### WHAT IS BEING ASKED
What lines below mention the word "this"? Copy each one.

[Opening INFORMATION GIVEN section]

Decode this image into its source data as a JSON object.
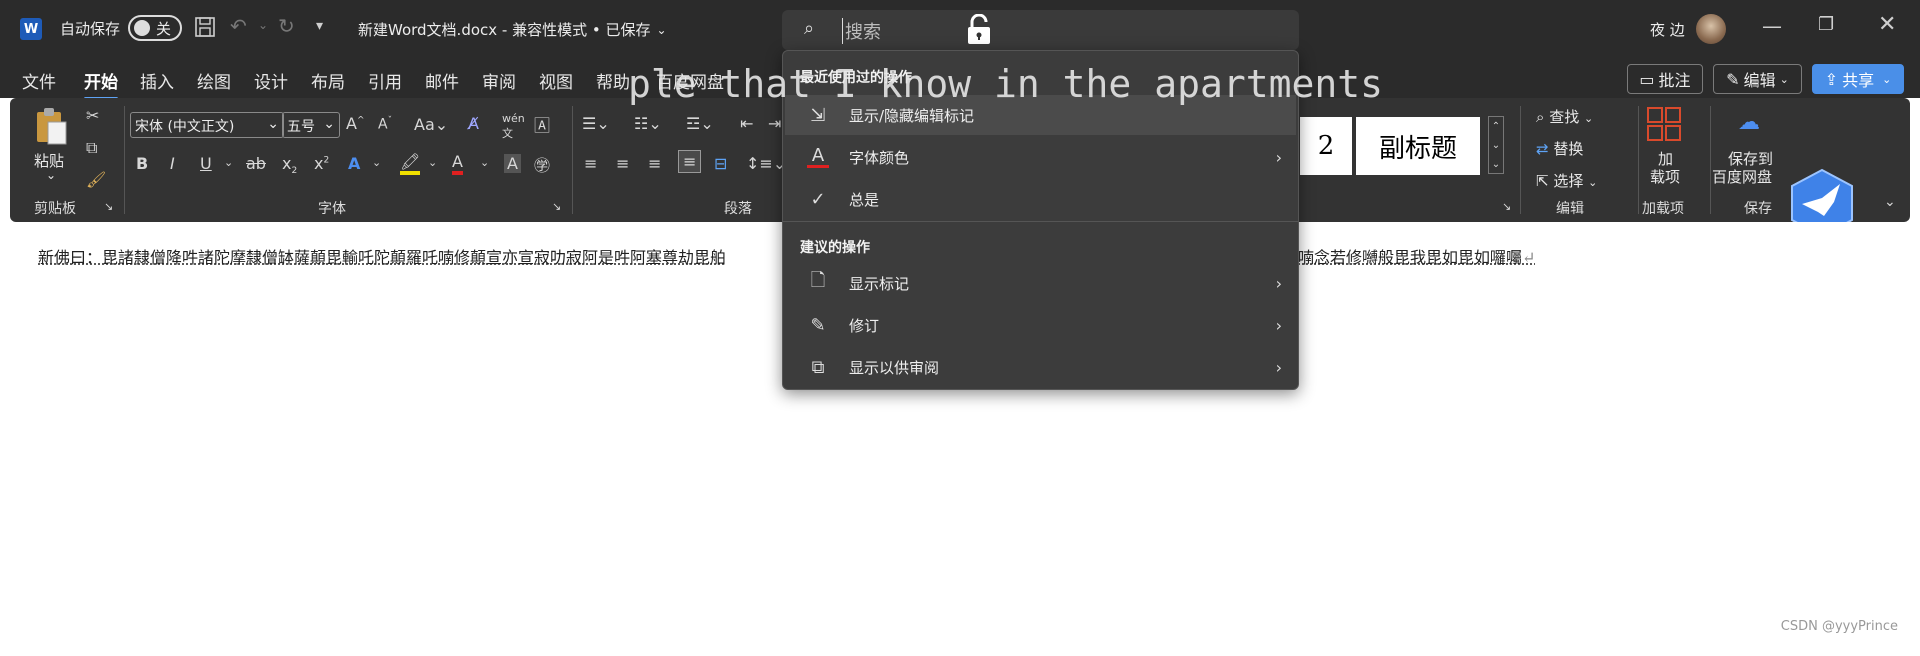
{
  "titlebar": {
    "app_icon": "W",
    "autosave_label": "自动保存",
    "autosave_state": "关",
    "doc_title": "新建Word文档.docx - 兼容性模式 • 已保存",
    "user_name": "夜 边"
  },
  "search": {
    "placeholder": "搜索"
  },
  "tabs": [
    "文件",
    "开始",
    "插入",
    "绘图",
    "设计",
    "布局",
    "引用",
    "邮件",
    "审阅",
    "视图",
    "帮助",
    "百度网盘"
  ],
  "actions": {
    "comment": "批注",
    "edit": "编辑",
    "share": "共享"
  },
  "ribbon": {
    "clipboard": {
      "paste": "粘贴",
      "label": "剪贴板"
    },
    "font": {
      "name": "宋体 (中文正文)",
      "size": "五号",
      "label": "字体"
    },
    "paragraph": {
      "label": "段落"
    },
    "styles": {
      "box1": "2",
      "box2": "副标题"
    },
    "editing": {
      "find": "查找",
      "replace": "替换",
      "select": "选择",
      "label": "编辑"
    },
    "addins": {
      "line1": "加",
      "line2": "载项",
      "label": "加载项"
    },
    "save": {
      "line1": "保存到",
      "line2": "百度网盘",
      "label": "保存"
    }
  },
  "menu": {
    "recent_header": "最近使用过的操作",
    "recent_items": [
      {
        "label": "显示/隐藏编辑标记",
        "icon": "show-hide-marks-icon"
      },
      {
        "label": "字体颜色",
        "icon": "font-color-icon"
      },
      {
        "label": "总是",
        "icon": "checkmark-icon"
      }
    ],
    "suggested_header": "建议的操作",
    "suggested_items": [
      {
        "label": "显示标记",
        "icon": "document-icon"
      },
      {
        "label": "修订",
        "icon": "track-changes-icon"
      },
      {
        "label": "显示以供审阅",
        "icon": "review-display-icon"
      }
    ]
  },
  "overlay_text": "ple that I know in the apartments",
  "document": {
    "text_left": "新佛曰：毘諸隸僧降吽諸陀摩隸僧缽薩顛毘輸吒陀顛羅吒喃修顛宣亦宣寂叻寂阿是吽阿塞尊劫毘舶",
    "text_right": "喃念若修嚩般毘我毘如毘如囉囑"
  },
  "watermark": "CSDN @yyyPrince"
}
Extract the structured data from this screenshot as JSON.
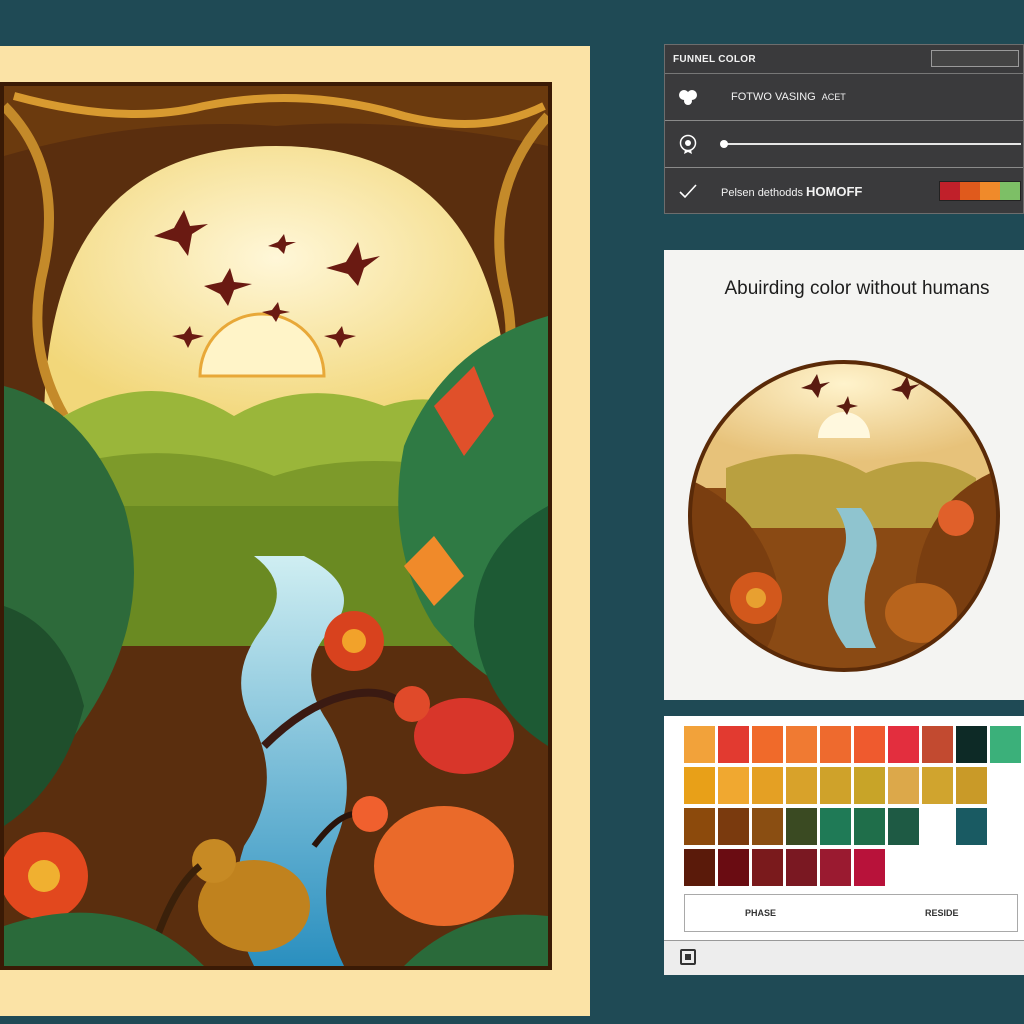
{
  "panel": {
    "header_title": "FUNNEL COLOR",
    "header_button": "",
    "row1_label": "FOTWO VASING",
    "row1_sublabel": "ACET",
    "row3_label": "Pelsen dethodds",
    "row3_value": "HOMOFF",
    "mini_swatches": [
      "#c0202a",
      "#e05a1c",
      "#f08a2a",
      "#7dbf66"
    ]
  },
  "preview": {
    "title": "Abuirding color without humans"
  },
  "palette": {
    "rows": [
      [
        "#f2a23a",
        "#e23a30",
        "#f06a2a",
        "#f07a32",
        "#ee6a2e",
        "#ef5a2e",
        "#e32e3e",
        "#c24a30",
        "#0d2a26",
        "#3bb07a"
      ],
      [
        "#e8a018",
        "#f0a830",
        "#e4a024",
        "#d8a22a",
        "#cfa22a",
        "#c8a428",
        "#dca84a",
        "#d0a42e",
        "#c99a28"
      ],
      [
        "#8c4a0c",
        "#7a3a0e",
        "#8a4e12",
        "#3a4a22",
        "#1f7a56",
        "#1f6e4a",
        "#1e5a44",
        "#ffffff",
        "#195a62"
      ],
      [
        "#5a1a0a",
        "#6a0c12",
        "#7a1a1c",
        "#7a1822",
        "#9a1a30",
        "#b8123a"
      ]
    ],
    "footer_left": "PHASE",
    "footer_right": "RESIDE"
  },
  "colors": {
    "background": "#1f4a55",
    "poster_mat": "#fbe3a6",
    "panel_bg": "#3a3a3c"
  }
}
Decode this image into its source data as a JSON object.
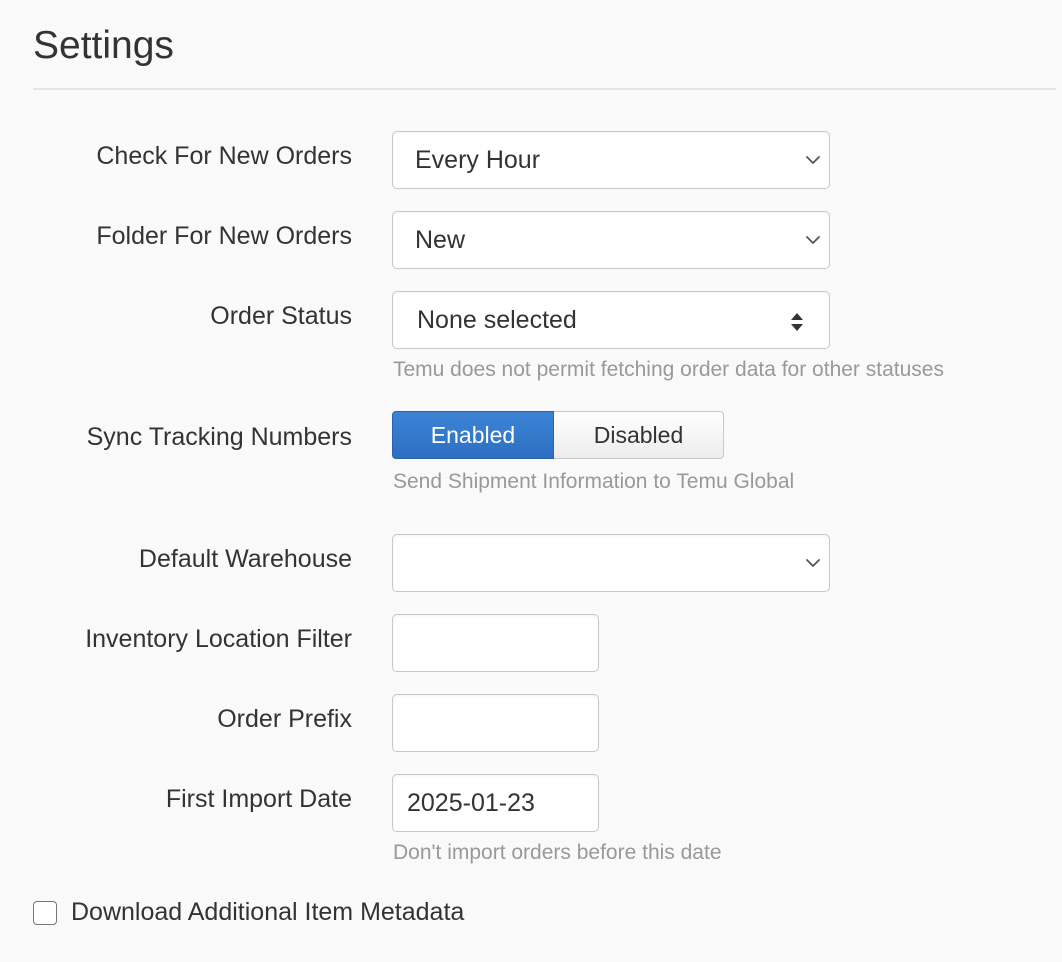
{
  "header": {
    "top_link_partial": "",
    "title": "Settings"
  },
  "form": {
    "check_orders": {
      "label": "Check For New Orders",
      "value": "Every Hour",
      "icon": "chevron-down-icon"
    },
    "folder": {
      "label": "Folder For New Orders",
      "value": "New",
      "icon": "chevron-down-icon"
    },
    "order_status": {
      "label": "Order Status",
      "value": "None selected",
      "help": "Temu does not permit fetching order data for other statuses",
      "icon": "sort-updown-icon"
    },
    "sync_tracking": {
      "label": "Sync Tracking Numbers",
      "enabled_label": "Enabled",
      "disabled_label": "Disabled",
      "selected": "Enabled",
      "help": "Send Shipment Information to Temu Global"
    },
    "warehouse": {
      "label": "Default Warehouse",
      "value": "",
      "icon": "chevron-down-icon"
    },
    "inventory_filter": {
      "label": "Inventory Location Filter",
      "value": ""
    },
    "order_prefix": {
      "label": "Order Prefix",
      "value": ""
    },
    "first_import": {
      "label": "First Import Date",
      "value": "2025-01-23",
      "help": "Don't import orders before this date"
    },
    "metadata": {
      "label": "Download Additional Item Metadata",
      "checked": false
    }
  },
  "colors": {
    "accent": "#2d6fc1",
    "link": "#2f7bd6",
    "help_text": "#999999",
    "border": "#c8c8c8"
  }
}
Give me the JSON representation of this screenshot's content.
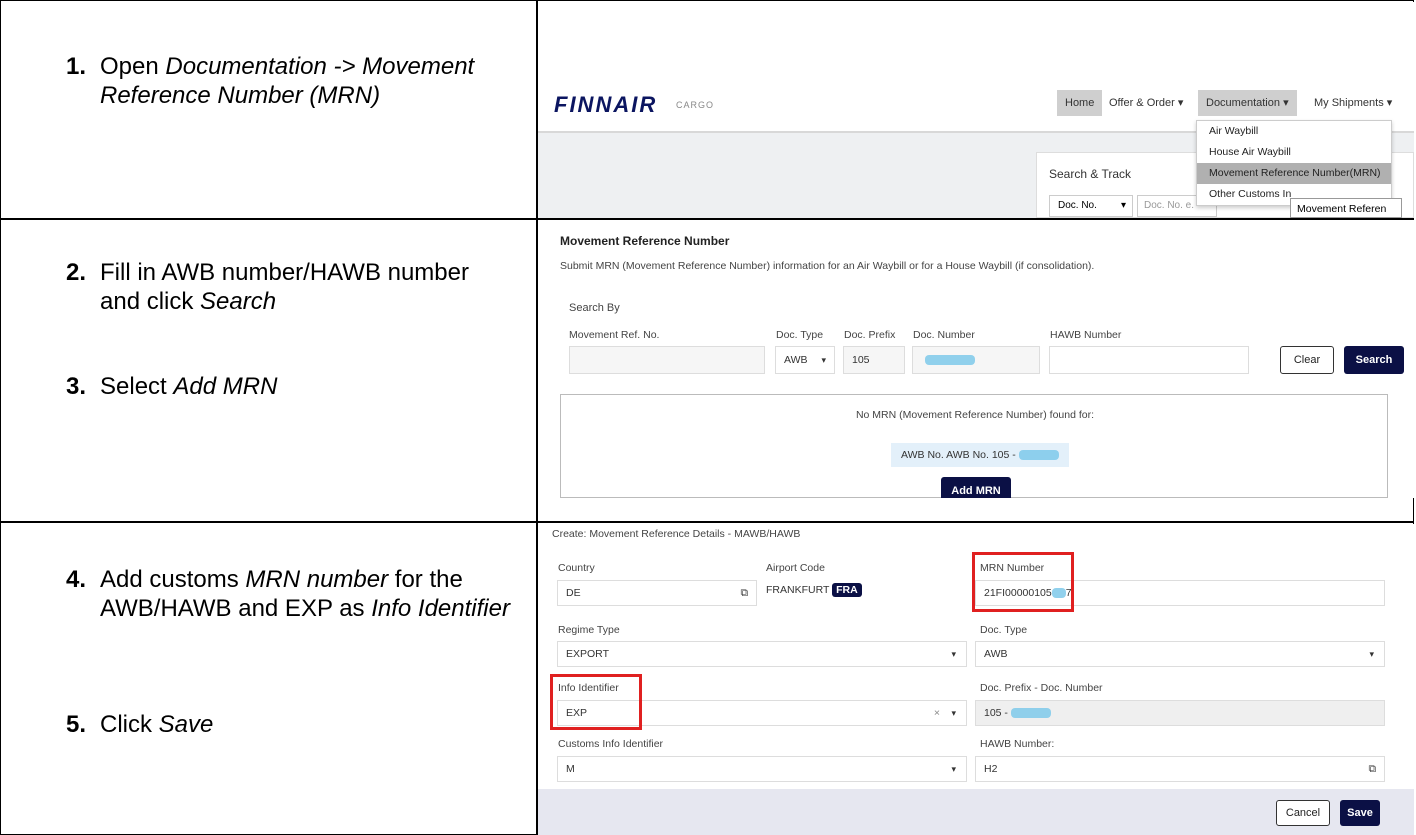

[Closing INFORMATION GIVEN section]

### ANSWER TO THE EXERCISE
Decode this image into its source data as a JSON object.
Extract the structured data from this screenshot as JSON.
Decode this image into its source data as a JSON object.
      "help": "Don't import orders before this date"
Give me the JSON representation of this screenshot's content.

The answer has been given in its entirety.